10. APN Convenience Retail REIT

APN Convenience Retail REIT - APN Convenience Retail REIT is a listed Australian Real Estate Investment Trust (ASX code: AQR) that wholly owns a portfolio of 80 service station and convenience retail assets located across Australia with a skew towards the eastern seaboard, independently valued at $455 million.

Highlights:
  • Total shareholder return of 16 per cent over one year
  • Premium to NTA of 10 per cent
  • 10 per cent increase in NTA per security to $3.27
  • Their portfolio of assets are defensive and is linked to non-discretionary spending. Service stations and convenience retail properties remained open and a minimal impact of COVID on trading. In addition, over FY20 AQR committed to $90.2m of property acquisitions.
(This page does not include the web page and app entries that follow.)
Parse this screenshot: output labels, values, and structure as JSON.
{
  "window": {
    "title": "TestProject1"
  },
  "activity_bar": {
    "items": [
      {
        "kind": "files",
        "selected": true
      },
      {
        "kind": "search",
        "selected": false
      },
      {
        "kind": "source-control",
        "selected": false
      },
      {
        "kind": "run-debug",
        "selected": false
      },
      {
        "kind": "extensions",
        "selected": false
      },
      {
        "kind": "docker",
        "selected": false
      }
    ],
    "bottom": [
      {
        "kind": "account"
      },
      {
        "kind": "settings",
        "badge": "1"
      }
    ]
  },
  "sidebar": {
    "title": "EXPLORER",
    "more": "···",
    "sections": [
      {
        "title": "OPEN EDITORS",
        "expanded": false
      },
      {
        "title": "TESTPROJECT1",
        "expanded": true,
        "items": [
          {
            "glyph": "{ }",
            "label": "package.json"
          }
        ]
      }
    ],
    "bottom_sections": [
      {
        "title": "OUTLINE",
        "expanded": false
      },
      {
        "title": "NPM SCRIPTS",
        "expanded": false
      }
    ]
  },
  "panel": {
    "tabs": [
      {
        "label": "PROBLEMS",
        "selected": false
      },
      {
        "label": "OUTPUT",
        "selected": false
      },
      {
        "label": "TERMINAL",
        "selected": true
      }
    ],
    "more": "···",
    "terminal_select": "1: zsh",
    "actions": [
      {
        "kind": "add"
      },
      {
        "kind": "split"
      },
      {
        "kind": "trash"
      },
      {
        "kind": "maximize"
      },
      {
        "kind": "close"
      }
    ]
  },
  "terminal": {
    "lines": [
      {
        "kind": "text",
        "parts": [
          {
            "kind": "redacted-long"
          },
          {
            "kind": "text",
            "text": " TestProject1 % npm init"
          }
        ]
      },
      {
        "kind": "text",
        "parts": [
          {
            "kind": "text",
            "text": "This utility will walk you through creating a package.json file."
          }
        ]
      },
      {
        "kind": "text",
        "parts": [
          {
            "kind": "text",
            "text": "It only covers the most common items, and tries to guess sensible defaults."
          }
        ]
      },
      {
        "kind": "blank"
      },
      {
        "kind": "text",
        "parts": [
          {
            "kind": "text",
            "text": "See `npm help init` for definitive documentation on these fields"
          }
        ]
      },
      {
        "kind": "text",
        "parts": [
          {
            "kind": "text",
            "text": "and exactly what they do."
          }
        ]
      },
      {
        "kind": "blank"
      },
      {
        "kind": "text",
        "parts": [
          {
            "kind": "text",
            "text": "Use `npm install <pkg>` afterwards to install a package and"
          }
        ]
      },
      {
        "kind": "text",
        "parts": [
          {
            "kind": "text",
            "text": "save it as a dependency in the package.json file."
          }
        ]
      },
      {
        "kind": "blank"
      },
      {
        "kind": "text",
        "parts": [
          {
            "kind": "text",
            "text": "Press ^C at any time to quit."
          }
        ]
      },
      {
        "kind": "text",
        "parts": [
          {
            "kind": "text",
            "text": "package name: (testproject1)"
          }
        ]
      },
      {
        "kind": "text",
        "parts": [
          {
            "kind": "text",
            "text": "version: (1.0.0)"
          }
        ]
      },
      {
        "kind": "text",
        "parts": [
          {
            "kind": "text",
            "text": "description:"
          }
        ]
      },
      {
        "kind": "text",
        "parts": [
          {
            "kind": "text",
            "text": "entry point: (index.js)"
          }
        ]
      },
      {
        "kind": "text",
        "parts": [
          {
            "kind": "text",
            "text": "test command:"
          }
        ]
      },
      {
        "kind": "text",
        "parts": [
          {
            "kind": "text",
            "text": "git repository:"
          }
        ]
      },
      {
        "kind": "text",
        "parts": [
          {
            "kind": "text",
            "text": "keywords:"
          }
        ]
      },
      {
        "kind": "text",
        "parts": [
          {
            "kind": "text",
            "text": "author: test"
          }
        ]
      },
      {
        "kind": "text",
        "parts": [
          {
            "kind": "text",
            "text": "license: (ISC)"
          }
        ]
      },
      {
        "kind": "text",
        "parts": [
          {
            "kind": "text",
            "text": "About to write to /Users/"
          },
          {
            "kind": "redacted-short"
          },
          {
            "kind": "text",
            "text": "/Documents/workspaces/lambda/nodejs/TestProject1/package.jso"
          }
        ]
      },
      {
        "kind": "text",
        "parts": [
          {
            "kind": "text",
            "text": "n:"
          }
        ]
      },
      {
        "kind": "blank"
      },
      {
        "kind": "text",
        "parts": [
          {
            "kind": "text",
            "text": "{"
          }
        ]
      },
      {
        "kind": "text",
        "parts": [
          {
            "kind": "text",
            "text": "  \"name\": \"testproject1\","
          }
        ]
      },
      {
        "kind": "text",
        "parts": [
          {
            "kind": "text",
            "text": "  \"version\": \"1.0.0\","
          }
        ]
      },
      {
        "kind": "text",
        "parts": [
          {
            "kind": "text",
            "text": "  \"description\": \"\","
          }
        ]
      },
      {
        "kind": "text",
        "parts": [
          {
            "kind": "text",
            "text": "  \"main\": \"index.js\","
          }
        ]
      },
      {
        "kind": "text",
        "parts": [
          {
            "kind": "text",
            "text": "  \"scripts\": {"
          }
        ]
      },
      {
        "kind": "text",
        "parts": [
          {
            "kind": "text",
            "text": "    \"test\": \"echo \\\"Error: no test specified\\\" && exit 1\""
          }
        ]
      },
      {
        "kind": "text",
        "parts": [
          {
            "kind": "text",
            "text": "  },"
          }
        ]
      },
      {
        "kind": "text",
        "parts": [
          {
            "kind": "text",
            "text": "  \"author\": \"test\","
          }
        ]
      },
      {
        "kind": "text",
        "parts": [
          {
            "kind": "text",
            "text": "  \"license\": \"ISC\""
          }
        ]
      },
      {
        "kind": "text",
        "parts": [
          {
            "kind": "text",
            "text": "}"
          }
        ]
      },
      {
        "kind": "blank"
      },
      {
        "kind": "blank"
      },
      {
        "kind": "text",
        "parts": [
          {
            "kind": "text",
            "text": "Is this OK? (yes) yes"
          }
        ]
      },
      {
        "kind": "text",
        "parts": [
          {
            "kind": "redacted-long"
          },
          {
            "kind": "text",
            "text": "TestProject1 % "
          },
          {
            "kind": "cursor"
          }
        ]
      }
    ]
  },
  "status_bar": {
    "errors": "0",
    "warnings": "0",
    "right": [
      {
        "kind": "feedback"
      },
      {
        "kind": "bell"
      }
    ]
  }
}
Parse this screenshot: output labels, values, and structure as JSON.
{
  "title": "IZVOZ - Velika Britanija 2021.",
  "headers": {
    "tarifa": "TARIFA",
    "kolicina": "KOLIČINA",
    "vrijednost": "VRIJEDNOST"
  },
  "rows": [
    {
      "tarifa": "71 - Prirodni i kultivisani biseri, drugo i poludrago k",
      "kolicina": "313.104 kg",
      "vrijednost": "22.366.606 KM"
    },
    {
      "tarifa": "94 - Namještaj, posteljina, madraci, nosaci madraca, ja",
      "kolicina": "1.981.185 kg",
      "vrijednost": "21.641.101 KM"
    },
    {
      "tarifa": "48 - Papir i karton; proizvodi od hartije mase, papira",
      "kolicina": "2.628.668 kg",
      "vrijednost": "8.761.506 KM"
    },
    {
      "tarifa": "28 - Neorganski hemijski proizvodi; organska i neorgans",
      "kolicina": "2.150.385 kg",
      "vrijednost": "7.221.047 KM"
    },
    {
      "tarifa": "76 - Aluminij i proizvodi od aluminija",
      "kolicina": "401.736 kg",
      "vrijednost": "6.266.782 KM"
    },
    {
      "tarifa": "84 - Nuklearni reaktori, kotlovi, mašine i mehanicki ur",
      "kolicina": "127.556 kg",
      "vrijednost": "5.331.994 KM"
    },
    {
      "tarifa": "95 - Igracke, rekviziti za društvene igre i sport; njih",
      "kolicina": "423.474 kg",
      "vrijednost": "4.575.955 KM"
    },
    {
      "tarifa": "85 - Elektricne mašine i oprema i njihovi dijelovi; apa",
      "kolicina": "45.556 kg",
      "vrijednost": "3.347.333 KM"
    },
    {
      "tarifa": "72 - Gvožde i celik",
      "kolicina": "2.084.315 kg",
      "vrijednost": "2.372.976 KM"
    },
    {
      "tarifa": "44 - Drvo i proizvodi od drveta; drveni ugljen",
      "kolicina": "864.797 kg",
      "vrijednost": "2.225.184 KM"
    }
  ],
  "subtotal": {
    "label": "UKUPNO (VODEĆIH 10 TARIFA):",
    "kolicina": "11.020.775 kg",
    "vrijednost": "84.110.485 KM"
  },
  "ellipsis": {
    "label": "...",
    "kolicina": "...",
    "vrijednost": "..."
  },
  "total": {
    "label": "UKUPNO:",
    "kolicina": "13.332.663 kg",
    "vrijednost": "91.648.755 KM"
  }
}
Annual report insight: The portfolio continues to be resilient in the midst of the COVID-19 pandemic, with all sites remaining open and trading and with minimal impact on rental income. We expect service station and convenience retail properties to remain highly sought after as a stable and defensive asset class due to their long leases and strong lease covenants. The portfolio is well diversified by geography, tenant and site type. It is underpinned by long-term leases to high quality and experienced global operators, with 97% of the rental income derived directly from major service station tenants. The portfolio remains 100% occupied and is supported by a long weighted average lease expiry (WALE) of 10.6 years as well as an attractive lease expiry profile with 74% of rental income expiring in FY2030 and beyond, providing securityholders with a strong level of income security.

The survey, now in its 26th year, ranks the S&P/ASX 200 A-REIT Index trusts based on key financial and investment indicators in the 12 months to 30 June each year.

*source: Colliers International